How does this work for Hexagon? “Imagine a breach in temperature where someone left the door open and the CMM shuts down. If it is connected to the Cloud, it will appear within that account profile in Salesforce,” he said. Afterwards, when service personnel go to that company to service the equipment on a regular call, they can look up the data and determine the actual history over the last six months. They can see when crashes happened and temps ran too high. Rather than guessing what might have happened, the actual historical data allows the service guy to determine maintenance, find root causes, and eliminate “unplanned” service interruptions. “Our customers are telling us that this simple concept is exactly what they need,” said Kocic.
“We are at the beginning of tapping into this capability,” he predicted. “We are connecting machines, but right now Hexagon has an installed base of tens of thousands machines in the field and we will sell [many] more this year. MMS Pulse is on every Hexagon CMM machine as we ship them out, but that is not enough right now to fulfill much of the promise” of Big Data and predictive analytics. That is also why partnering with companies like Salesforce and exploiting existing data services like Amazon Web Services is so important to Kocic. Lowering the cost and time to build that infrastructure is enhanced by leveraging existing infrastructure.

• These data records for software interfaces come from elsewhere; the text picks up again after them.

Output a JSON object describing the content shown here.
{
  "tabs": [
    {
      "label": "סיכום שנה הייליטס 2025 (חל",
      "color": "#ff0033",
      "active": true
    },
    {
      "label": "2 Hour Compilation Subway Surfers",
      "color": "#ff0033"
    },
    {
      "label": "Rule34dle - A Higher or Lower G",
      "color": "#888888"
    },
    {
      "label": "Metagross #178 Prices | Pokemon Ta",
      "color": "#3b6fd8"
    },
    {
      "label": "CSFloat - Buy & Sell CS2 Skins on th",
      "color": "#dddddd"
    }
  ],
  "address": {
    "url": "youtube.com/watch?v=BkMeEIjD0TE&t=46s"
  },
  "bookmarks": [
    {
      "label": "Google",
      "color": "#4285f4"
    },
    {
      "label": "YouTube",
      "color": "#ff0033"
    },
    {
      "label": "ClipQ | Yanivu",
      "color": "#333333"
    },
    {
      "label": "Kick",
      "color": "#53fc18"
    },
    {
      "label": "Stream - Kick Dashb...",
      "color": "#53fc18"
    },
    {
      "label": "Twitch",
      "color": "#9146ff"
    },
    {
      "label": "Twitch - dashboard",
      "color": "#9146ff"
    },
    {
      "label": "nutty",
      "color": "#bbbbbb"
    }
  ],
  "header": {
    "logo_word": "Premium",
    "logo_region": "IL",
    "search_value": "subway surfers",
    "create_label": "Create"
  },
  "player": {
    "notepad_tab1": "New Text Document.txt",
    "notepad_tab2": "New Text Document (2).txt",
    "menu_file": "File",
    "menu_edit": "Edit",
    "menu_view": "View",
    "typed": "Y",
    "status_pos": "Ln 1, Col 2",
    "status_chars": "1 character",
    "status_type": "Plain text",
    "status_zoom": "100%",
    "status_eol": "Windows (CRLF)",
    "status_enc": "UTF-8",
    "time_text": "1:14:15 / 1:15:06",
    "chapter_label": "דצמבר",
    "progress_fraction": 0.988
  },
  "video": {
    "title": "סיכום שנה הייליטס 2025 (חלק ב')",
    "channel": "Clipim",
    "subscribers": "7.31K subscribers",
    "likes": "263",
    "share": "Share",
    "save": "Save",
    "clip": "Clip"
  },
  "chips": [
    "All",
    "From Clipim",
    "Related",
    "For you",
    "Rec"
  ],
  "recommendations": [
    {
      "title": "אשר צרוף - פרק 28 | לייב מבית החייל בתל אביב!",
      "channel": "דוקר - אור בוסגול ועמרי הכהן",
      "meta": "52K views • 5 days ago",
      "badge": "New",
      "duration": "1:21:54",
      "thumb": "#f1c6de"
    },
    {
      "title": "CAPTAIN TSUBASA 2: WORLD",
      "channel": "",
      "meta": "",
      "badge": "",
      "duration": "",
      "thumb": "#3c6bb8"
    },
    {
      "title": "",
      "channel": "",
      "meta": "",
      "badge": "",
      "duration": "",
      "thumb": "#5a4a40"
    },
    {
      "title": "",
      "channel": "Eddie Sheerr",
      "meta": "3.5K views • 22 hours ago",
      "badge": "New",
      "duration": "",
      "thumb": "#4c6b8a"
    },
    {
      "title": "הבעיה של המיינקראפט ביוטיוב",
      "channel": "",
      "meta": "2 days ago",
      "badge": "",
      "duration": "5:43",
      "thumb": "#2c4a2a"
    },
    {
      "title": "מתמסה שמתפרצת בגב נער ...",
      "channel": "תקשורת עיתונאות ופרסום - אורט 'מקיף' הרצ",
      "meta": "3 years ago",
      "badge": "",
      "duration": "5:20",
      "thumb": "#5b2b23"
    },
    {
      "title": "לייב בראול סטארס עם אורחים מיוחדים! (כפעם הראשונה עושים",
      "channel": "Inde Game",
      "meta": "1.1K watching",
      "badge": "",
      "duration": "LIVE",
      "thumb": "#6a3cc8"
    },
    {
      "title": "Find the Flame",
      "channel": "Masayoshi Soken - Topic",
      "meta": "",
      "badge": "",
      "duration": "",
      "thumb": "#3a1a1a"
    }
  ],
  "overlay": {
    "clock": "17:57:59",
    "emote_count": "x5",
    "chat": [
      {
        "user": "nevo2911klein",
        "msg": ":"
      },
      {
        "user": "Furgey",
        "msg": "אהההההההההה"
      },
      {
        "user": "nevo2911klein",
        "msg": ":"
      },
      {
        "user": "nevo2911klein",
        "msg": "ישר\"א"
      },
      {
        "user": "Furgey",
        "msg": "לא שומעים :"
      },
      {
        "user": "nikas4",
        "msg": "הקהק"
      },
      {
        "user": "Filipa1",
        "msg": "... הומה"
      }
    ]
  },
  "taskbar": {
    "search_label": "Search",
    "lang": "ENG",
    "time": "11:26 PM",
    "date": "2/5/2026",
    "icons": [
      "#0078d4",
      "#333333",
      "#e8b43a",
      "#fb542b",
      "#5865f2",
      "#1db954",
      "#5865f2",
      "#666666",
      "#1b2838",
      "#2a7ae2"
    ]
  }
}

Kocic sees another obstacle in these early days – standards. Not lack of them, but too many competing standards in different manufacturing ecosystems. “There’s not one single standard we can develop for communication and then plug it into any ecosystem we want,” explained Kocic. “We literally have to have ten plug-ins that allows us to [tap into 10 different communication protocols.] He believes to get wide acceptance across manufacturing and metrology, there is going to be a need for further standardization on a few protocol standards that will do the trick. “The biggest obstacle to IoT and Industrial Internet in general is too many competing standards,” he said.